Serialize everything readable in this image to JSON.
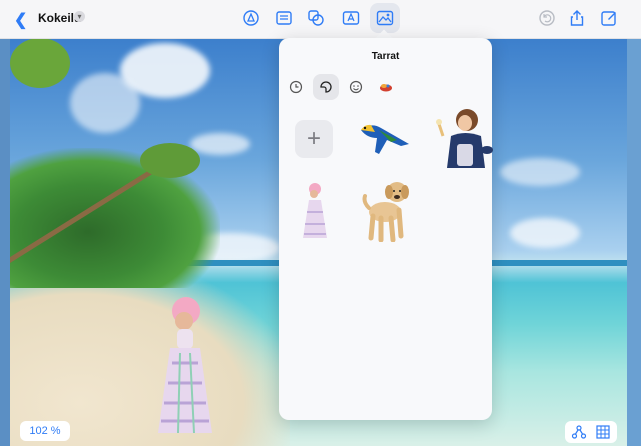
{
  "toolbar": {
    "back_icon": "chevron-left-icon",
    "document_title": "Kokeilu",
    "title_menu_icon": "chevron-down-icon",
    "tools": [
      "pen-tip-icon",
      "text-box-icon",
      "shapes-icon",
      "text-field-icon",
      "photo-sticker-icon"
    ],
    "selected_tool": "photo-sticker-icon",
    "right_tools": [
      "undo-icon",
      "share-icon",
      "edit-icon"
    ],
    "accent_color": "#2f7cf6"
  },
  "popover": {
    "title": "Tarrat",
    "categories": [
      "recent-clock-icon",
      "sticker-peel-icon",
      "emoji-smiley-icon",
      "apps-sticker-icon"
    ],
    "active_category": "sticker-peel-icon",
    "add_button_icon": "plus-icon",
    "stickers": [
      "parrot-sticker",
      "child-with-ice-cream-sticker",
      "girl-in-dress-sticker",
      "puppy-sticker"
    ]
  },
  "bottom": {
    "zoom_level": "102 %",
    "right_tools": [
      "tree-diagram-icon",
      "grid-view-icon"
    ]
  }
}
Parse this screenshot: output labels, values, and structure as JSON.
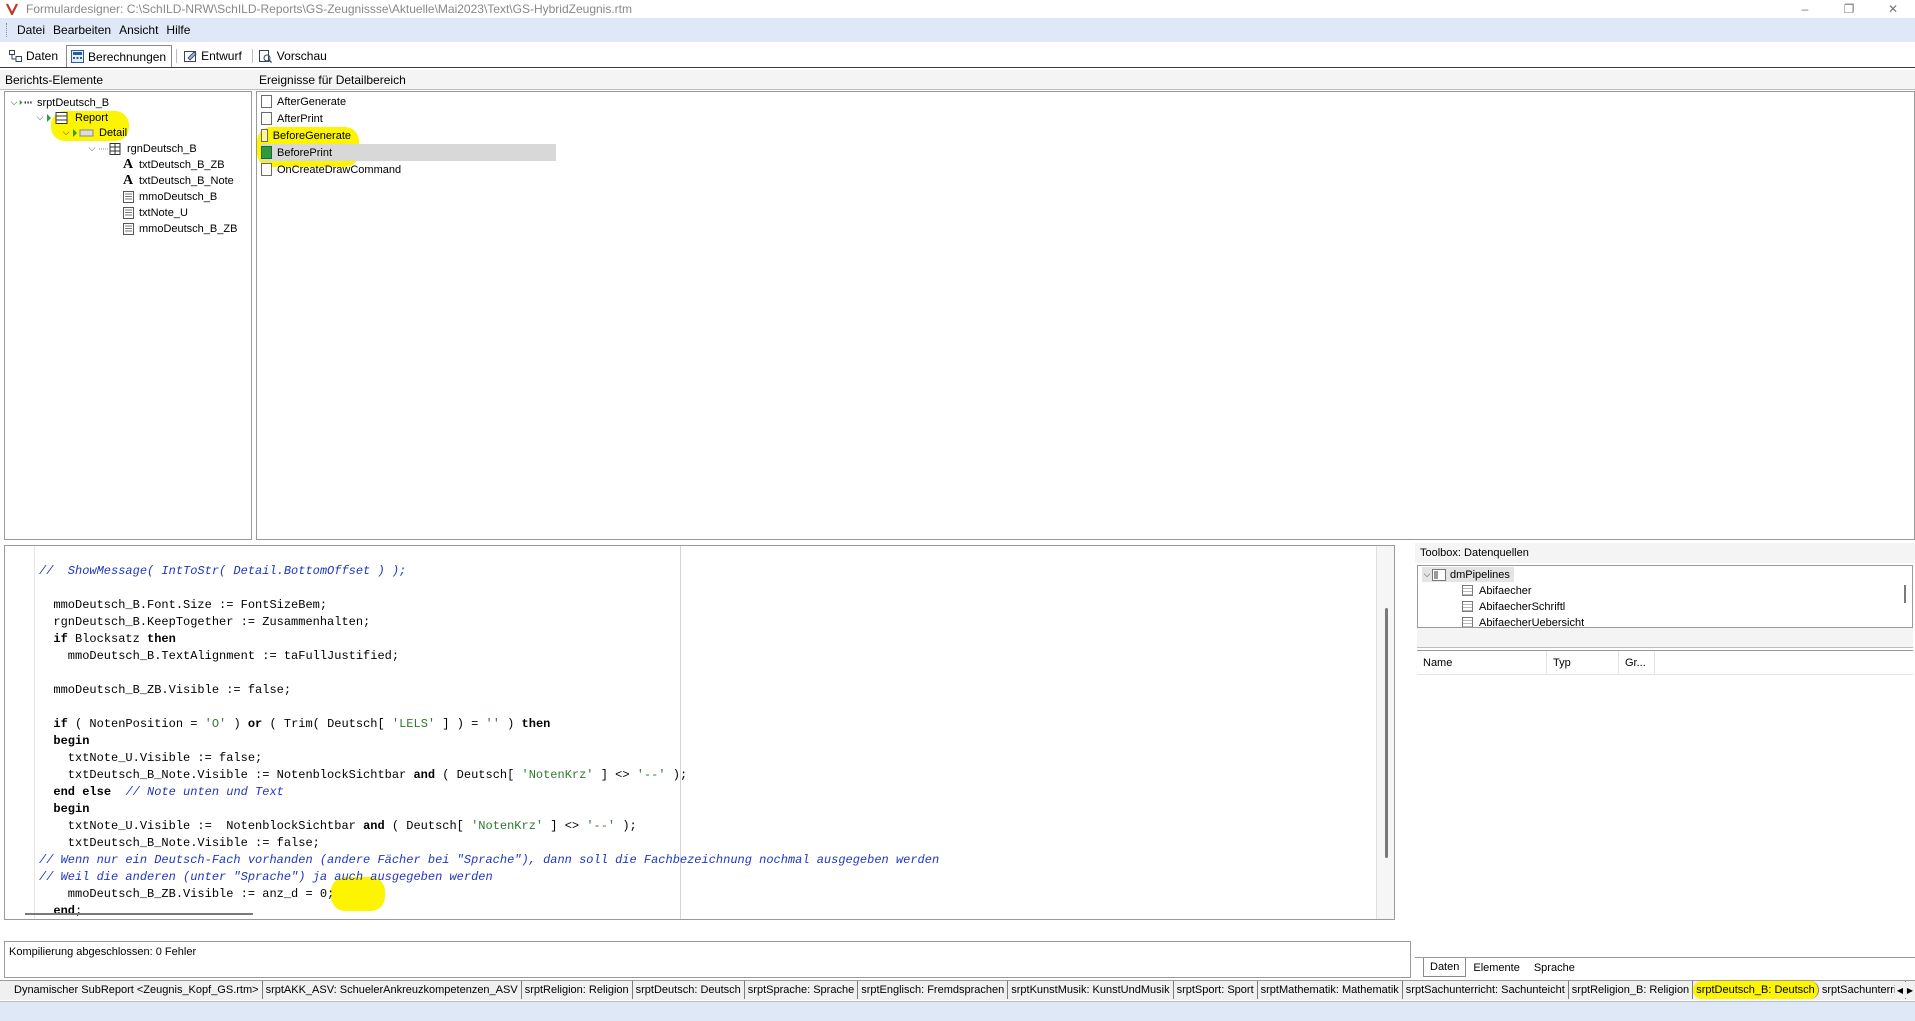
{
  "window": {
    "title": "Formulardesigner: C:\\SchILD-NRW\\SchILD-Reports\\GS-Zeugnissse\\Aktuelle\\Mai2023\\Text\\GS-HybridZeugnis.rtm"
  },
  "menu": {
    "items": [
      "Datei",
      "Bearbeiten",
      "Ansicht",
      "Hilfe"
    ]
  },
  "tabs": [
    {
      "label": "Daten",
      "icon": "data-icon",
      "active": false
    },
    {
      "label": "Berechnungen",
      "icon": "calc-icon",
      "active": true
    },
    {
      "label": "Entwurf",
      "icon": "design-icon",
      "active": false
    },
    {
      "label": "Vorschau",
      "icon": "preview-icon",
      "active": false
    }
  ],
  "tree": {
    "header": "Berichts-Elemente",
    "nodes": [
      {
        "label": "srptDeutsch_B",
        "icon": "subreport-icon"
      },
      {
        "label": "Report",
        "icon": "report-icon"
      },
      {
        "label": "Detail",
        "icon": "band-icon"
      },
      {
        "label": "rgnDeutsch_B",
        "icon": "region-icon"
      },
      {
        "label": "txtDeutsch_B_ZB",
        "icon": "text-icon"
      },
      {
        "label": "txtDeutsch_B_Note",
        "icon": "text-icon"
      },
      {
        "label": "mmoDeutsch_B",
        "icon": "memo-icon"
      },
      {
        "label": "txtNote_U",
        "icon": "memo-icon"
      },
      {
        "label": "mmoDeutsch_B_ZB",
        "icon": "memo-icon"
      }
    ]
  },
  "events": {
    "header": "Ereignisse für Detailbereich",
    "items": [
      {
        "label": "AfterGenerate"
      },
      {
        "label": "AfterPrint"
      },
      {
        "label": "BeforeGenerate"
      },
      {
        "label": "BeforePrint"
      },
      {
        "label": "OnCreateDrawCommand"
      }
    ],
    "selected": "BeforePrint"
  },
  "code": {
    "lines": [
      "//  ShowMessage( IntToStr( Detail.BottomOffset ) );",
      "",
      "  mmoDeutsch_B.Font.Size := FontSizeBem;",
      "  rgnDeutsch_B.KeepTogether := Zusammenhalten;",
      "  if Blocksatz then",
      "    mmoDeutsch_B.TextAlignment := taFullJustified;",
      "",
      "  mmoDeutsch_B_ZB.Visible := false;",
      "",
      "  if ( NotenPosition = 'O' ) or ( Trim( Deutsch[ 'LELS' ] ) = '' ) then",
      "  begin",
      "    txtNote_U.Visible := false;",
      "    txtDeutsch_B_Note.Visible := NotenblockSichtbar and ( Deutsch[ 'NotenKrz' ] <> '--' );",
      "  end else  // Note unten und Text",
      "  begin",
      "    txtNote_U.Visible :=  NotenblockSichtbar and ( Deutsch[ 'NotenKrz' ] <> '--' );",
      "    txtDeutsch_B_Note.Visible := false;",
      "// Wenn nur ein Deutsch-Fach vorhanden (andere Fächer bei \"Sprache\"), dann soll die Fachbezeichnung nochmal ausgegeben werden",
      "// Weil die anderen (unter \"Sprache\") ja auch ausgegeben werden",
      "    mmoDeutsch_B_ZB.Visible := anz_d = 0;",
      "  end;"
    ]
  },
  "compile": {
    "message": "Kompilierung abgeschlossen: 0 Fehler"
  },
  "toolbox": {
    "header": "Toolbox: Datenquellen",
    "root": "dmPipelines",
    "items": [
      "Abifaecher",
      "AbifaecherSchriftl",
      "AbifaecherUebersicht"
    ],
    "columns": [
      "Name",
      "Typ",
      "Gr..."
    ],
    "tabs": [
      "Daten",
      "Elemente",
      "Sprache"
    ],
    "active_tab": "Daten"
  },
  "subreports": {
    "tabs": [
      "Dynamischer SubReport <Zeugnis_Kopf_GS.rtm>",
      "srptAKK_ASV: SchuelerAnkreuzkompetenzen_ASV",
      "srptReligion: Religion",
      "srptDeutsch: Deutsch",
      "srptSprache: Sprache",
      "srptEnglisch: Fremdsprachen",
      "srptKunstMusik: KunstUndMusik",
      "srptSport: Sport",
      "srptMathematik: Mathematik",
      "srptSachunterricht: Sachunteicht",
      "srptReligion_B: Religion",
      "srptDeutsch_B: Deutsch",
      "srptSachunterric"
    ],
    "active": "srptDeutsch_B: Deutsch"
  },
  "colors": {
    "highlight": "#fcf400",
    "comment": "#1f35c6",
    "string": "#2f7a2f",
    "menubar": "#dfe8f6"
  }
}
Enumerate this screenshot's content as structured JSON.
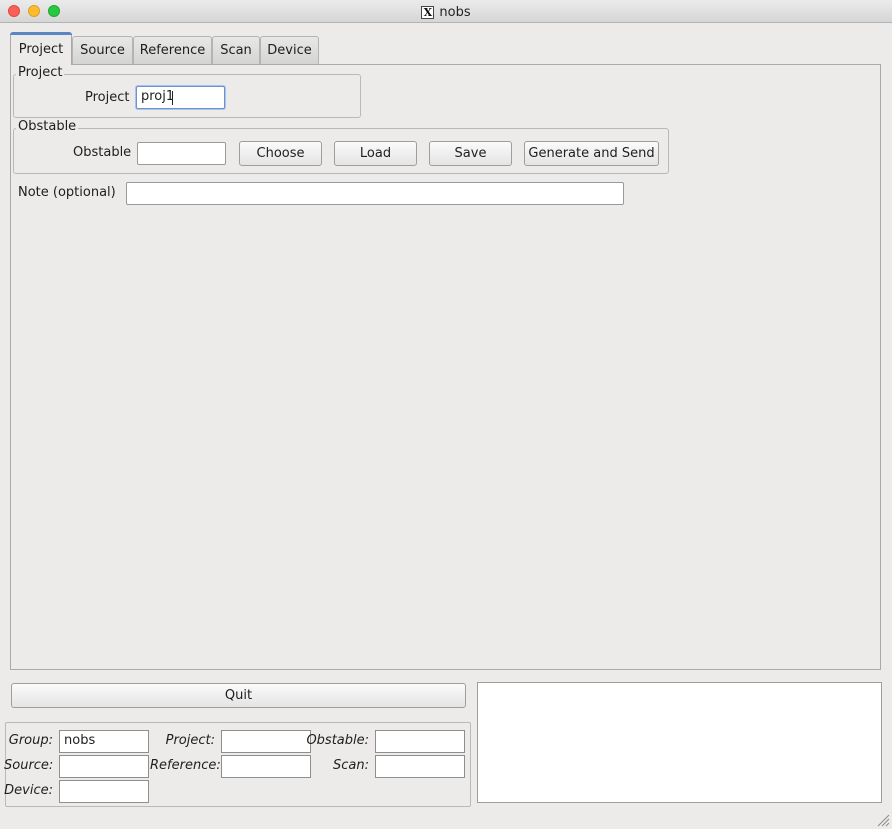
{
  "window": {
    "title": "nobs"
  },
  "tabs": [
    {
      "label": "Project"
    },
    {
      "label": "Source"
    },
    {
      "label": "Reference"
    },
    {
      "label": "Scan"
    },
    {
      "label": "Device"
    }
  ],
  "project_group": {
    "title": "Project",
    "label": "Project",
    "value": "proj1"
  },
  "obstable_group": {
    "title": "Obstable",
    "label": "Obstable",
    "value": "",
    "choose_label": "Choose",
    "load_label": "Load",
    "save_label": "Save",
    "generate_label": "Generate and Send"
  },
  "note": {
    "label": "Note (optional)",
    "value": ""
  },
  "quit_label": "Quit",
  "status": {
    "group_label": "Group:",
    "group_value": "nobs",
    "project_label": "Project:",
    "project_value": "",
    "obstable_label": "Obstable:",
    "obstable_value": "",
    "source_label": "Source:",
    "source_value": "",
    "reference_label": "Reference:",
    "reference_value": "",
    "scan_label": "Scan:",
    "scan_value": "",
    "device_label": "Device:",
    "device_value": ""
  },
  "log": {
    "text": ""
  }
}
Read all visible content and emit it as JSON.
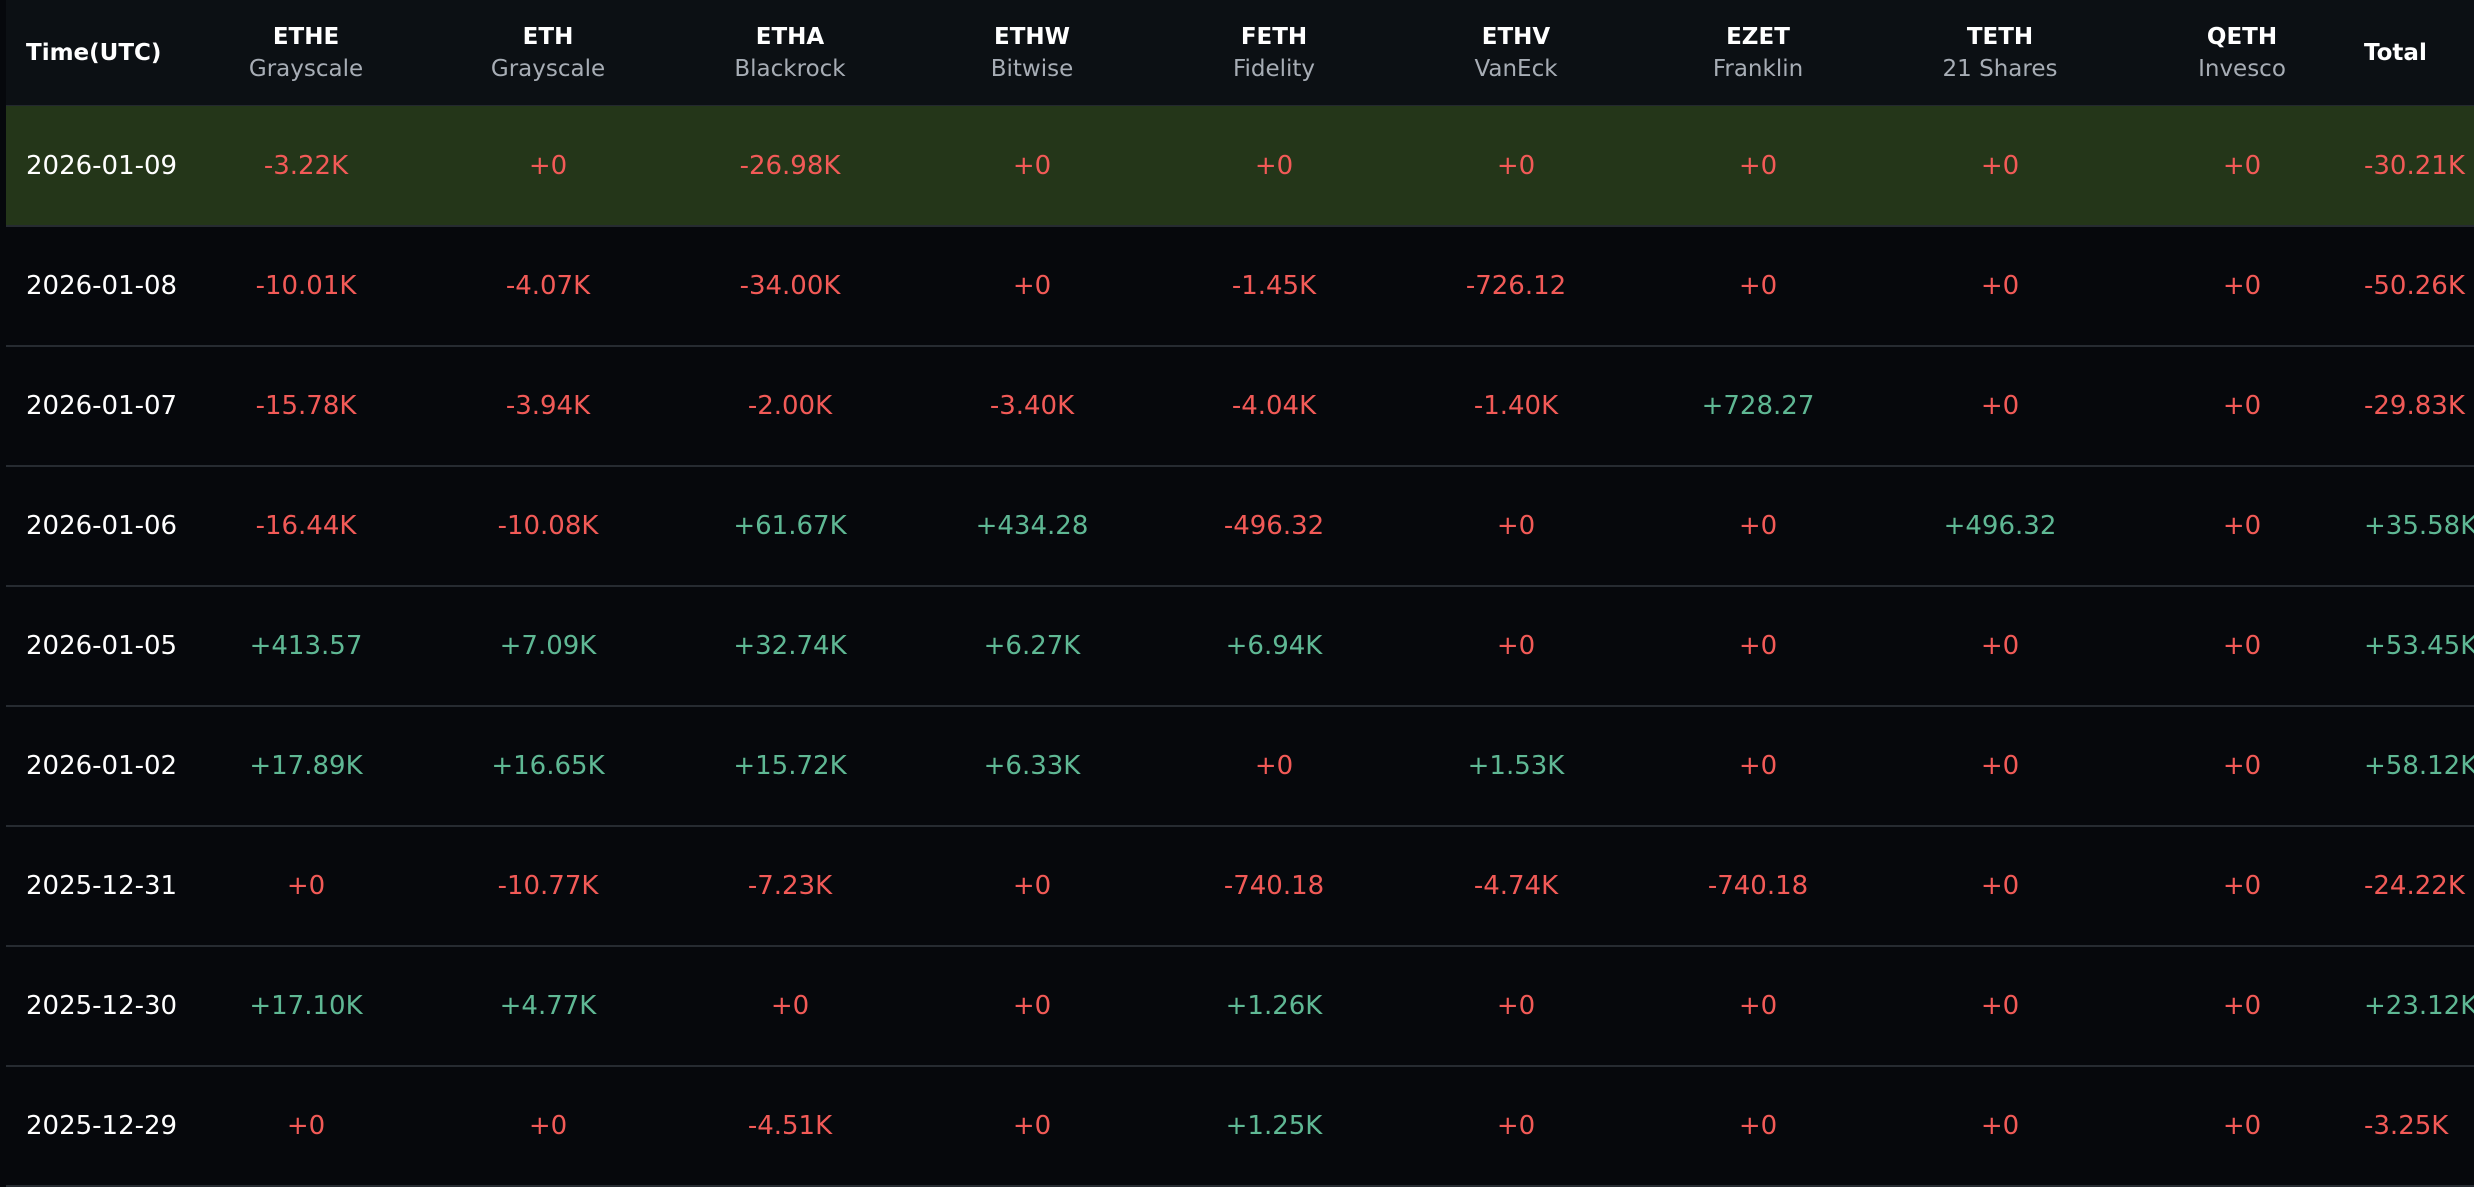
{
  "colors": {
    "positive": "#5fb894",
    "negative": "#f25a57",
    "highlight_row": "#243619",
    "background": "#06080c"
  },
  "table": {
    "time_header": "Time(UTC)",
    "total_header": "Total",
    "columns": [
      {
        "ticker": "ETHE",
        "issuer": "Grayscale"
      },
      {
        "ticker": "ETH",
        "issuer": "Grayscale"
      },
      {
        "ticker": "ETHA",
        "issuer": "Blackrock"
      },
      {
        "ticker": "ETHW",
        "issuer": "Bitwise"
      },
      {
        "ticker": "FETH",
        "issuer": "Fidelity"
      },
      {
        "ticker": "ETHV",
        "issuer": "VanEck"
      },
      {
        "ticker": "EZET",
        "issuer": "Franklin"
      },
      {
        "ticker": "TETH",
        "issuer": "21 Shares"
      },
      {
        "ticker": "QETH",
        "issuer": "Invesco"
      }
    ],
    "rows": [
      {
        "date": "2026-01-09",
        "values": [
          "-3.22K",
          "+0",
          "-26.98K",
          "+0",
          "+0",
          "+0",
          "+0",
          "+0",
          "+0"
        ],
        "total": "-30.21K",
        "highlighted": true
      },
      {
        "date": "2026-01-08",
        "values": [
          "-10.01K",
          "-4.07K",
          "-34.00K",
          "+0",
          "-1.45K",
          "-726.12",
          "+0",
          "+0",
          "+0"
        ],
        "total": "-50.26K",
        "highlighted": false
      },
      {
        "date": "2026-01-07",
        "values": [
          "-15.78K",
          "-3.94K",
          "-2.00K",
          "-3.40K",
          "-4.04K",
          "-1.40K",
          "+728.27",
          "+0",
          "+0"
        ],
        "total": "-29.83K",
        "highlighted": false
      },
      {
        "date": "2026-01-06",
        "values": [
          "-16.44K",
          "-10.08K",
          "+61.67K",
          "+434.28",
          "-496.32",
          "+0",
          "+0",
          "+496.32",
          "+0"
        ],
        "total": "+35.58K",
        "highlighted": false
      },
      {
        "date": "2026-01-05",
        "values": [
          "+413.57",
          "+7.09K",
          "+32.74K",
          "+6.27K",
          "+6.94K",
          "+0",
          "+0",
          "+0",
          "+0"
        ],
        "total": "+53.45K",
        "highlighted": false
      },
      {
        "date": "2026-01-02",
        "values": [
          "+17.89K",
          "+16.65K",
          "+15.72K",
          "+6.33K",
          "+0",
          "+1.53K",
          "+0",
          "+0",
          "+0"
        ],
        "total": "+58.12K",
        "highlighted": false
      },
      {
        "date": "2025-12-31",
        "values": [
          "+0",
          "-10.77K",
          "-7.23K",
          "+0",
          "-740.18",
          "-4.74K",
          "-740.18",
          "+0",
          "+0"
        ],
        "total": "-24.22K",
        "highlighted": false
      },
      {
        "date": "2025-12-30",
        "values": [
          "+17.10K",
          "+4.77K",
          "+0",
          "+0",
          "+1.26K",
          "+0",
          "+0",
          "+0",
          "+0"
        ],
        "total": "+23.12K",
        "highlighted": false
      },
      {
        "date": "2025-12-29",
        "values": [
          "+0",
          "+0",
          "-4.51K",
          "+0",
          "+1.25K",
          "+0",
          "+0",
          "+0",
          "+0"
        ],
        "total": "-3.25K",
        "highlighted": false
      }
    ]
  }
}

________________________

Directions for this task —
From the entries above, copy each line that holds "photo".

Reply —
      "photo-sticker-icon"
    "selected_tool": "photo-sticker-icon",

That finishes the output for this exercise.